MARTIN: So talk more, David, about that, what Yellen calls the existing harmful dynamic. I mean, how does this new agreement differ from what's happening now?
WESSEL: Well, the second big problem that they have is that companies like Facebook, Google, Amazon and Apple can make lots of money in a country without having much physical presence there. And the system for allocating profits among countries, which dates to the 1920s, has broken down. France, the U.K., Italy and other countries have imposed what they call a digital services tax on these big digital tech giants, all of which are U.S.-based. So the Obama, the Trump and the Biden administrations all have fought this. The G7 deal outlines an alternative, a formula for taxing the 100 or 150 most profitable big global companies, importantly, not just these U.S. tech firms, and then finding a way to spread the revenue around all the countries of the world where these companies do business.

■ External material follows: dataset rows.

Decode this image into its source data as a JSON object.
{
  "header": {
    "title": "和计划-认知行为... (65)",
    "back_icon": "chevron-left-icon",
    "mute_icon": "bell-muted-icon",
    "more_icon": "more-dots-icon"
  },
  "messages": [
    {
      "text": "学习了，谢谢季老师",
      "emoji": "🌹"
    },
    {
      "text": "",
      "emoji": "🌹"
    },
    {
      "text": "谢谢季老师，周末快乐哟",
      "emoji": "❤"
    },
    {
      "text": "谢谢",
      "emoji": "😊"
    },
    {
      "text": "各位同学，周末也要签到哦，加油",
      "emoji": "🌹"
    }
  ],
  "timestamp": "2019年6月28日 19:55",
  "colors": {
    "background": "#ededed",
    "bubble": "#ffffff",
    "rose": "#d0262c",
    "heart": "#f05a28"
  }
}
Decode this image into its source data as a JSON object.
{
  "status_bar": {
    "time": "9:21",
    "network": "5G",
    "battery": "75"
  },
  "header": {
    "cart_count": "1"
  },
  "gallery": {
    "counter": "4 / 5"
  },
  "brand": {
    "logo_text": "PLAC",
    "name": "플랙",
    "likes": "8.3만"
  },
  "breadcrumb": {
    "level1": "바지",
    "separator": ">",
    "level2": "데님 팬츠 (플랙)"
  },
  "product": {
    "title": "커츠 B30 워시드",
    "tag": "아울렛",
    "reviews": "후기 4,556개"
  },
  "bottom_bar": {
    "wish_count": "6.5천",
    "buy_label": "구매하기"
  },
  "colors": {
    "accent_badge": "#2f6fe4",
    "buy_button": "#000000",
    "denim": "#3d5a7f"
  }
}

MARTIN: So they've come up with this agreement. When can it be acted upon? What has to happen before the U.S. and other governments start collecting more taxes from these corporations?
WESSEL: Good question. There's a lot to do. First, there are all sorts of unresolved details. And in taxes in particular, details matter, like, how much do you get to deduct before this minimum tax applies? And, of course, although the G7 is a big slice of the world economy, it's only one slice. So the next step is to get a larger group of countries called the G20, which includes China and India, to go along. Their finance ministers are meeting in Venice in July. But the big hurdle may be the U.S. Congress, which would have to approve any changes in U.S. tax law and approve any new tax treaties. Still, the fact that the G7 got an agreement is a significant step towards addressing a problem collectively that has vexed global governments for a really long time and cut into their tax revenues.
MARTIN: All right. David Wessel is the director of the Hutchins Center at the Brookings Institution. David, thank you. We appreciate it.
WESSEL: You're welcome. Transcript provided by NPR, Copyright NPR.